Unless you are getting married in an Anglican Church and are both British Citizens or from the EEA (Economic European Area), or Switzerland, you need to give notice to your local register office (usually at least 28 days before the wedding) of your intention/wish to marry. If you wish to marry in an Anglican Church, you need to give notice of your wish/intention to marry to your local Anglican Church. The authorised person officiating the ceremony in the Anglican Church will register the marriage and issue the marriage certificate. Do check whether your local Anglican Church is willing and able to conduct the marriage ceremony for you. Do not assume that the Church you would like your marriage to be conducted in, will automatically agree to do so.
Notice of your intention to marry will be published. Once you give notice of your intention to marry, the wedding should usually take place within 28 days either in a Civil Ceremony in the Registry Office or other place authorised to conduct a civil marriage ceremony, or a religious ceremony at a church, or other registered religious building registered to conduct religious marriage ceremonies.
Before attending to give your ‘notice’ of intention/wish to marry at your local register office or Anglican Church that has agreed to conduct the ceremony, check what documents and information is required by them. Usually, they will need to see evidence of who you are and where you live so do provide proof of your name, age place of residence and nationality. Check if photo ID is required.
The Home Office has an approved list of approved premises registered to conduct civil marriages and civil partnerships:
Before the wedding preparations and applying for a wedding date, do check with an Immigration lawyer if a visa will be required and how long it will take to get a visa if either of you is not a British citizen or you wish relatives from abroad to attend.
It is important to establish the validity of any proposed wedding ceremony and whether it will be recognised in the country you intend to live in as a married couple.
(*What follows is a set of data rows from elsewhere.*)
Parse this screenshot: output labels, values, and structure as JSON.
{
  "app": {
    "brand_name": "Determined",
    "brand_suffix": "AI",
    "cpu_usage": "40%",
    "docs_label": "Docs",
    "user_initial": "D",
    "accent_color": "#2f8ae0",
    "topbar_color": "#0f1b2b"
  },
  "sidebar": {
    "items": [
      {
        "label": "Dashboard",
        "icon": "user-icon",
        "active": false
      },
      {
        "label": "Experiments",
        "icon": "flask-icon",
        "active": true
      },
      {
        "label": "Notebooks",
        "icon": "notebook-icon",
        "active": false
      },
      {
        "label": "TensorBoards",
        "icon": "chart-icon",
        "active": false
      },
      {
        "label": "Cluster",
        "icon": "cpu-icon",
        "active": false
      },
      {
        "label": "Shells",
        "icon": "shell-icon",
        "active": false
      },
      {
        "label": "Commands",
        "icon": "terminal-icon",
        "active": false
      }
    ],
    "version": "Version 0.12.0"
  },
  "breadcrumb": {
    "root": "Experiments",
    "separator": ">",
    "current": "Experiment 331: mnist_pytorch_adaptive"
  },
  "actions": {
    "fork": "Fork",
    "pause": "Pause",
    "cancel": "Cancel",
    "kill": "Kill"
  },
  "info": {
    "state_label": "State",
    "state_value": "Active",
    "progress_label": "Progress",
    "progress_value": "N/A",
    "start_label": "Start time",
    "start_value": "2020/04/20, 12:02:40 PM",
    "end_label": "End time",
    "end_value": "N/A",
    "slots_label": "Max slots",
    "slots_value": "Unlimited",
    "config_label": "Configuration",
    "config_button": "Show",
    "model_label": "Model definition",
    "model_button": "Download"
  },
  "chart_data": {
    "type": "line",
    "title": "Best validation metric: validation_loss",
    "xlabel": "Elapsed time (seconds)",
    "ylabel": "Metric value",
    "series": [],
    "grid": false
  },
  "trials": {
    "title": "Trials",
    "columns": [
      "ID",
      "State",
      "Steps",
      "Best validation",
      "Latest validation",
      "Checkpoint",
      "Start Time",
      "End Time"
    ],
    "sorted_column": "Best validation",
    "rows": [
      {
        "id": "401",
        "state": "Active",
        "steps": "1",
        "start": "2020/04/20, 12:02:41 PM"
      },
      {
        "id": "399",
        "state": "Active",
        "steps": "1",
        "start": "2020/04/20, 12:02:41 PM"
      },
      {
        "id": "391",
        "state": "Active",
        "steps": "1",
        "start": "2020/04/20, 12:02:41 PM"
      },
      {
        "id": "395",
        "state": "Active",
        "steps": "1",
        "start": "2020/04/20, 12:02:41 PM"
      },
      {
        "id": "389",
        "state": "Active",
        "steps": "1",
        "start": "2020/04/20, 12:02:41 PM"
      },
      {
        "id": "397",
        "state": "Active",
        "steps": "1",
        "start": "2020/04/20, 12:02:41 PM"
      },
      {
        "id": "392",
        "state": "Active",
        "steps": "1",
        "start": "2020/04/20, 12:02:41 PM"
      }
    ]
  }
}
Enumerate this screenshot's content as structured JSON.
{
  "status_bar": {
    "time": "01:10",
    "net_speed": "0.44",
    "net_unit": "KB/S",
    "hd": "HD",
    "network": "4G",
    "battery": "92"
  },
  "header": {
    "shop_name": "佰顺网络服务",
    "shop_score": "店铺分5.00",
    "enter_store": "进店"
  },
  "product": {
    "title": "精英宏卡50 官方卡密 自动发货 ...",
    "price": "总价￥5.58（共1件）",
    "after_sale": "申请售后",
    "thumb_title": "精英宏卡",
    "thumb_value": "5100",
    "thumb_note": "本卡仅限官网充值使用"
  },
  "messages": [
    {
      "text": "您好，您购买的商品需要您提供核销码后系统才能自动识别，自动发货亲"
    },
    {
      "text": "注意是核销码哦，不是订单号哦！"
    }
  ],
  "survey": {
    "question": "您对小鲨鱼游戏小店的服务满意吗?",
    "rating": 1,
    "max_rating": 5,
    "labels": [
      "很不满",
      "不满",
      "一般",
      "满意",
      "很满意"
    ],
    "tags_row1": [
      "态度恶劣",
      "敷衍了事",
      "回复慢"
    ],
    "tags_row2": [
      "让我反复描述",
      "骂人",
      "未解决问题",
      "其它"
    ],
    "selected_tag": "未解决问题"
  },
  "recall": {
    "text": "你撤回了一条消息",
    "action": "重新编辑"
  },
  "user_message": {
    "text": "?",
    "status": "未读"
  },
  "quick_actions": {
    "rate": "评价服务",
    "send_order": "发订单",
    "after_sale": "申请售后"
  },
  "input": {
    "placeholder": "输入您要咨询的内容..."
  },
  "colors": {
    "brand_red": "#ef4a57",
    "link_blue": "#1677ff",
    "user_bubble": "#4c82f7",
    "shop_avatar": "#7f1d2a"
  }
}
The law applicable in this article is that in England and Wales. While every effort has been made to ensure the accuracy of the information in this article, it does not constitute legal advice and cannot be relied upon as such. The writer does not accept any responsibility for liabilities arising as a result of reliance upon the information given.